◆ EXERCISE PROMPT:
From the first line to the last, output the records exactly and drop any images.

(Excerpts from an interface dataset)
┌──

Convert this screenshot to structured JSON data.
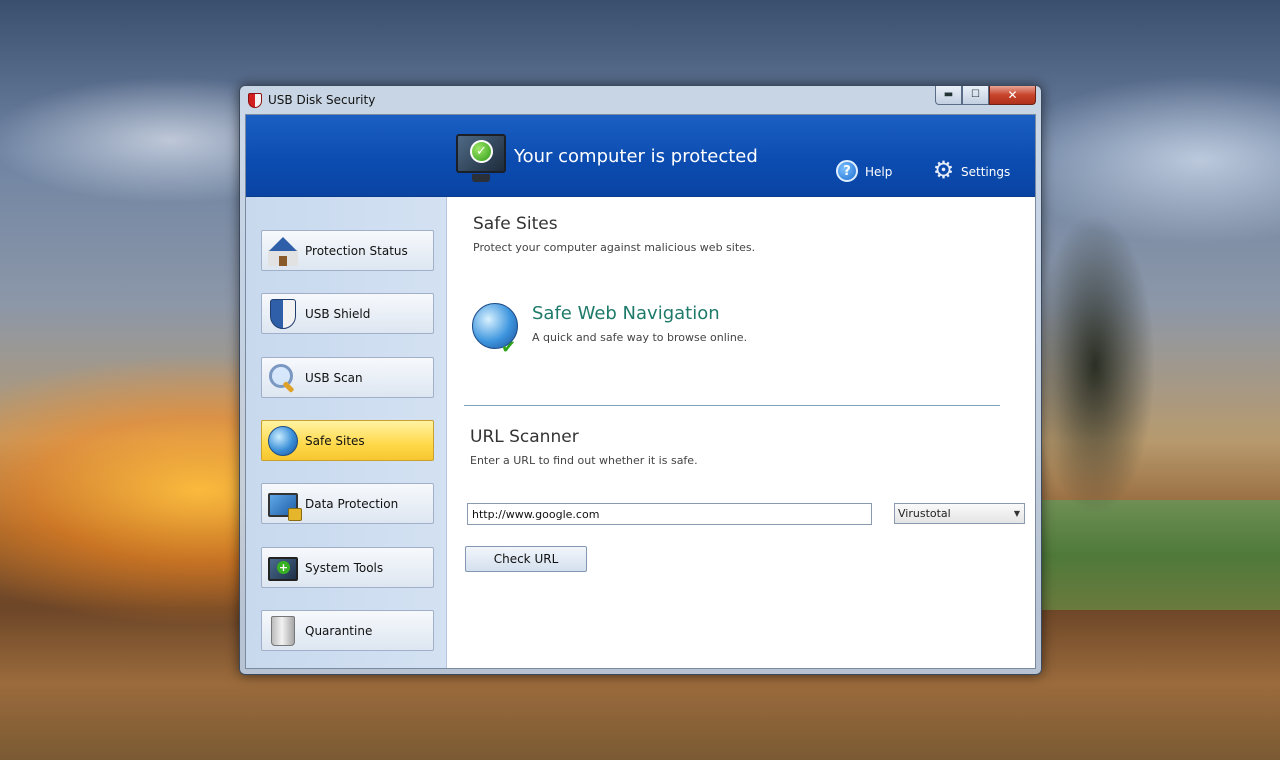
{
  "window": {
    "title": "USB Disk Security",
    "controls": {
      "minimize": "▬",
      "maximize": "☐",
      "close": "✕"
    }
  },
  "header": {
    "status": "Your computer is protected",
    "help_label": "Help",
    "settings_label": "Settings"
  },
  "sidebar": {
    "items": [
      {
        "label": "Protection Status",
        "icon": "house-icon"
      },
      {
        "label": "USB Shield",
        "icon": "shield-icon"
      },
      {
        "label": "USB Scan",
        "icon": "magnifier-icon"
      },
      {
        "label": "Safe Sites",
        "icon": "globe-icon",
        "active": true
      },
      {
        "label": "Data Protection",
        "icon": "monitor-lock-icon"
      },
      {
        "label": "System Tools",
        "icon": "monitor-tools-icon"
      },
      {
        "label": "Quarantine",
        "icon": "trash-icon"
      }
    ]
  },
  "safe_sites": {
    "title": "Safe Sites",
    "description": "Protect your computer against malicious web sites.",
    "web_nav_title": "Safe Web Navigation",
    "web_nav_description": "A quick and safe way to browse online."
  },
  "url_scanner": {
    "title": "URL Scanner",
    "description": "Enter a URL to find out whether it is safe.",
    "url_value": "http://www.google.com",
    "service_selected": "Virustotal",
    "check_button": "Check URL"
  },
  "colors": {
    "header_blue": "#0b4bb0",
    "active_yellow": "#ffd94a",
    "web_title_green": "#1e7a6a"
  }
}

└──

◆ EXERCISE RESPONSE:
Convert this screenshot to structured JSON data.
{
  "window": {
    "title": "USB Disk Security",
    "controls": {
      "minimize": "▬",
      "maximize": "☐",
      "close": "✕"
    }
  },
  "header": {
    "status": "Your computer is protected",
    "help_label": "Help",
    "settings_label": "Settings"
  },
  "sidebar": {
    "items": [
      {
        "label": "Protection Status",
        "icon": "house-icon"
      },
      {
        "label": "USB Shield",
        "icon": "shield-icon"
      },
      {
        "label": "USB Scan",
        "icon": "magnifier-icon"
      },
      {
        "label": "Safe Sites",
        "icon": "globe-icon",
        "active": true
      },
      {
        "label": "Data Protection",
        "icon": "monitor-lock-icon"
      },
      {
        "label": "System Tools",
        "icon": "monitor-tools-icon"
      },
      {
        "label": "Quarantine",
        "icon": "trash-icon"
      }
    ]
  },
  "safe_sites": {
    "title": "Safe Sites",
    "description": "Protect your computer against malicious web sites.",
    "web_nav_title": "Safe Web Navigation",
    "web_nav_description": "A quick and safe way to browse online."
  },
  "url_scanner": {
    "title": "URL Scanner",
    "description": "Enter a URL to find out whether it is safe.",
    "url_value": "http://www.google.com",
    "service_selected": "Virustotal",
    "check_button": "Check URL"
  },
  "colors": {
    "header_blue": "#0b4bb0",
    "active_yellow": "#ffd94a",
    "web_title_green": "#1e7a6a"
  }
}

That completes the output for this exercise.